** SUPPLIED DATA follows **

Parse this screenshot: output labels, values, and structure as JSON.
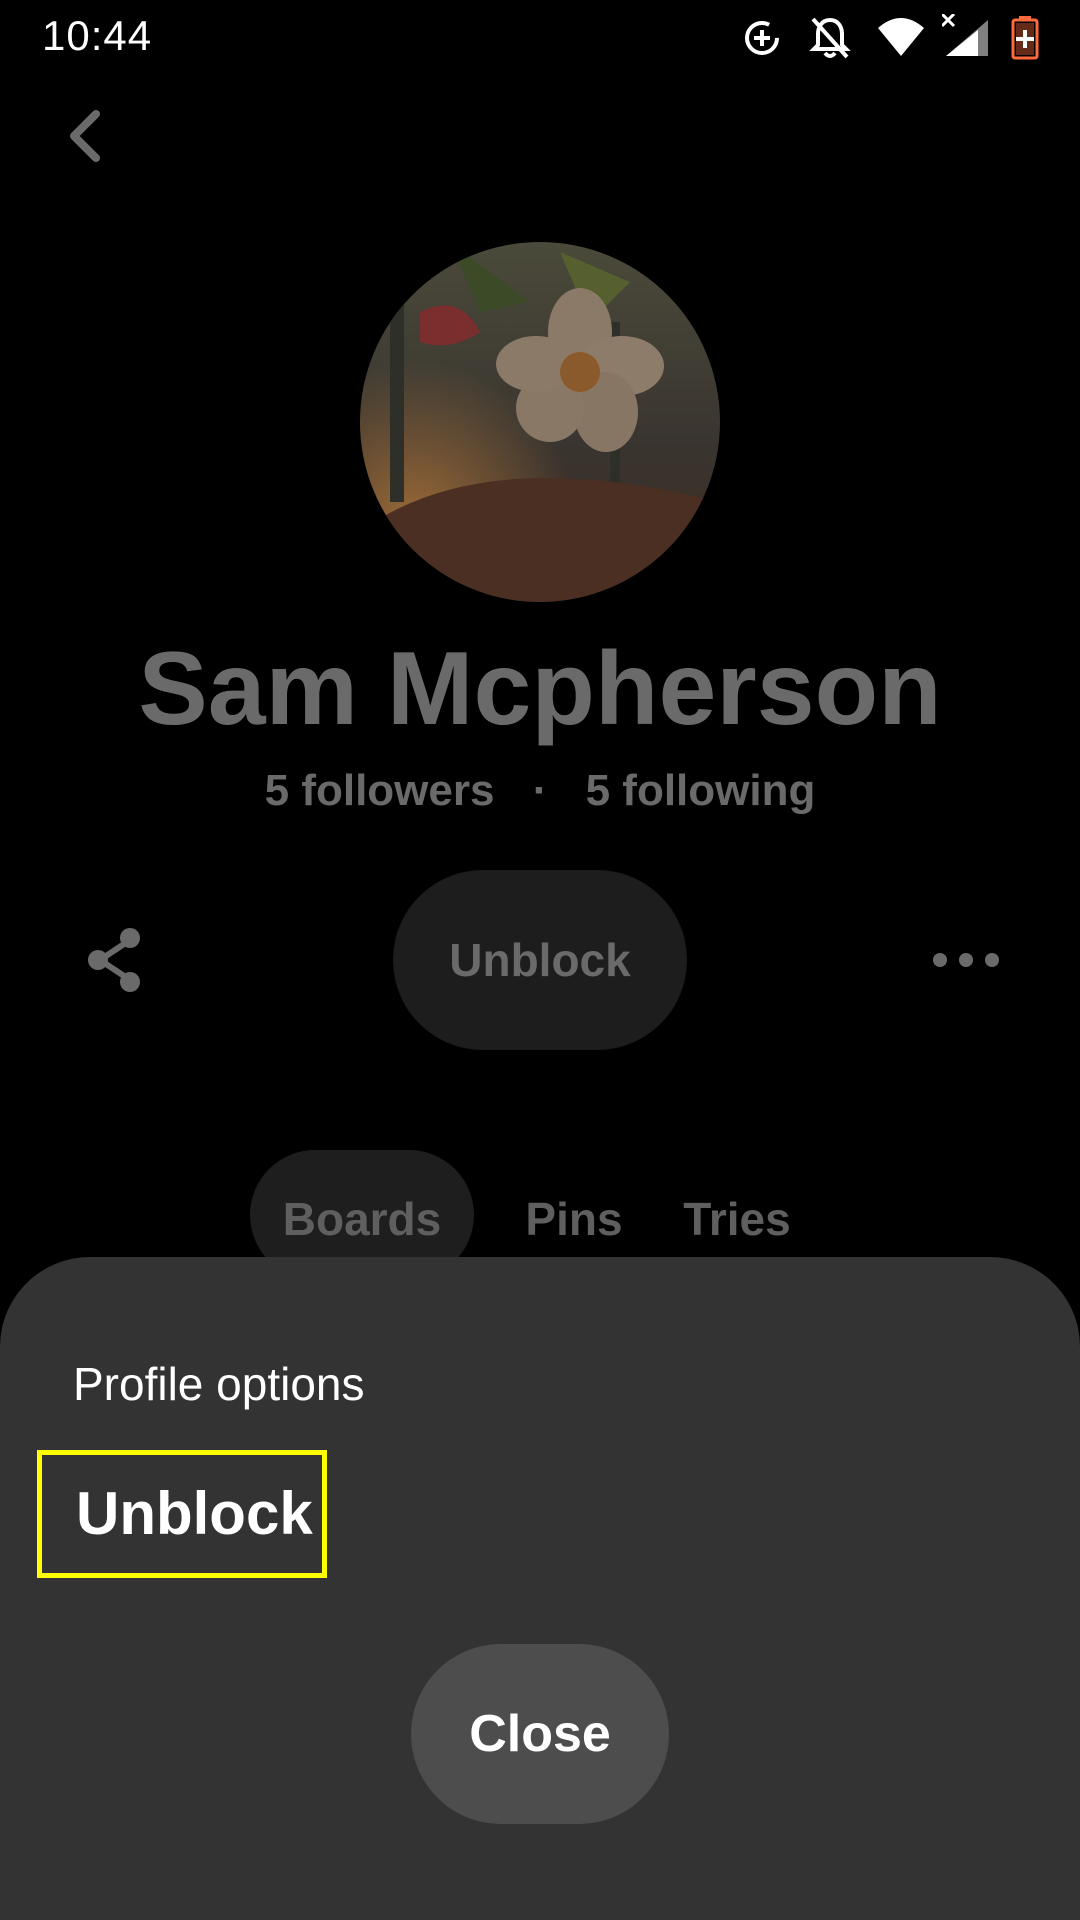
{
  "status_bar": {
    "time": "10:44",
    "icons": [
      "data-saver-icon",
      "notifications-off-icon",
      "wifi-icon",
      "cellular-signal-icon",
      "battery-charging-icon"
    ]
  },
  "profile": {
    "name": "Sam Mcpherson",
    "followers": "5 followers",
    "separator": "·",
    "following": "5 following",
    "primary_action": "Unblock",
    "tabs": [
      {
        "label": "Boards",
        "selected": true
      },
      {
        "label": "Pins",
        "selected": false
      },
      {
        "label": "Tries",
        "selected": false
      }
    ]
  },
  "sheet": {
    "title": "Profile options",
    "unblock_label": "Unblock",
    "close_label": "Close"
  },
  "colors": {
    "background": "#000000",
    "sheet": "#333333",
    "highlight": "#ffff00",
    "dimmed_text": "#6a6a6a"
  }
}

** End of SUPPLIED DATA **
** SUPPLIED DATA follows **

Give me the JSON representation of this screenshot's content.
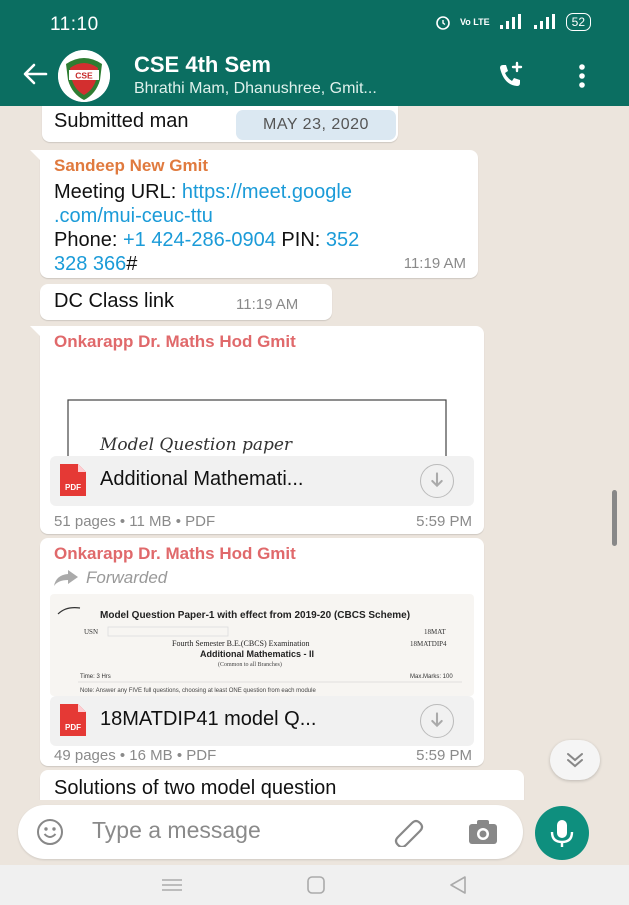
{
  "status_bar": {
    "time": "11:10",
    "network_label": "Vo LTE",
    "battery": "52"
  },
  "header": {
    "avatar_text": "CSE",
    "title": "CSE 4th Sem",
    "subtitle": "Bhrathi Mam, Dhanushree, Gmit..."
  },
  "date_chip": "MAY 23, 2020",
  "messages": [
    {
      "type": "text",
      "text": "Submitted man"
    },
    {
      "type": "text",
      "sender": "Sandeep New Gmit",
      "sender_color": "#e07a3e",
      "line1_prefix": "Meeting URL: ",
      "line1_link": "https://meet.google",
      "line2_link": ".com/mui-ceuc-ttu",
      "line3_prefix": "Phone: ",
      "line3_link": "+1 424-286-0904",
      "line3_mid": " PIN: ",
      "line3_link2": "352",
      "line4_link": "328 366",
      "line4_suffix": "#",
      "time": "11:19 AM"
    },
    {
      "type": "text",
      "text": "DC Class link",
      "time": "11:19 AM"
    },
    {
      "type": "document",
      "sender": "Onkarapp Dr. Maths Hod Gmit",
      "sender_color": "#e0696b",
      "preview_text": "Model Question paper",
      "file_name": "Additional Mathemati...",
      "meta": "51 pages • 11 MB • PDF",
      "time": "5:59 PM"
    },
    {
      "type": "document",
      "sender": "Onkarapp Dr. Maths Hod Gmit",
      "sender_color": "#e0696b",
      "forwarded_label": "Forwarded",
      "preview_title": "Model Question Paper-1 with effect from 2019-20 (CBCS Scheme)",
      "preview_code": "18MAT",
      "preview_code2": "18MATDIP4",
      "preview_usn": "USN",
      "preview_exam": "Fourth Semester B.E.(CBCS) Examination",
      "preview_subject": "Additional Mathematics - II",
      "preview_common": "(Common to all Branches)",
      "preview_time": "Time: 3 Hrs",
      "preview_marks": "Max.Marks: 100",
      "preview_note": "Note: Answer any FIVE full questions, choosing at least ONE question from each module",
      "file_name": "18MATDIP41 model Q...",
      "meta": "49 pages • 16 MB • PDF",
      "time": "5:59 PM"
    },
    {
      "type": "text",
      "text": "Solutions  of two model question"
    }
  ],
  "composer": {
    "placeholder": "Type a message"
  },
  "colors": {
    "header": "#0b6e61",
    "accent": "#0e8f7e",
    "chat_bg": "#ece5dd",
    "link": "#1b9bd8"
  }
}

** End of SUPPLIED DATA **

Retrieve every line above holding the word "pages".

      "meta": "51 pages • 11 MB • PDF",
      "meta": "49 pages • 16 MB • PDF",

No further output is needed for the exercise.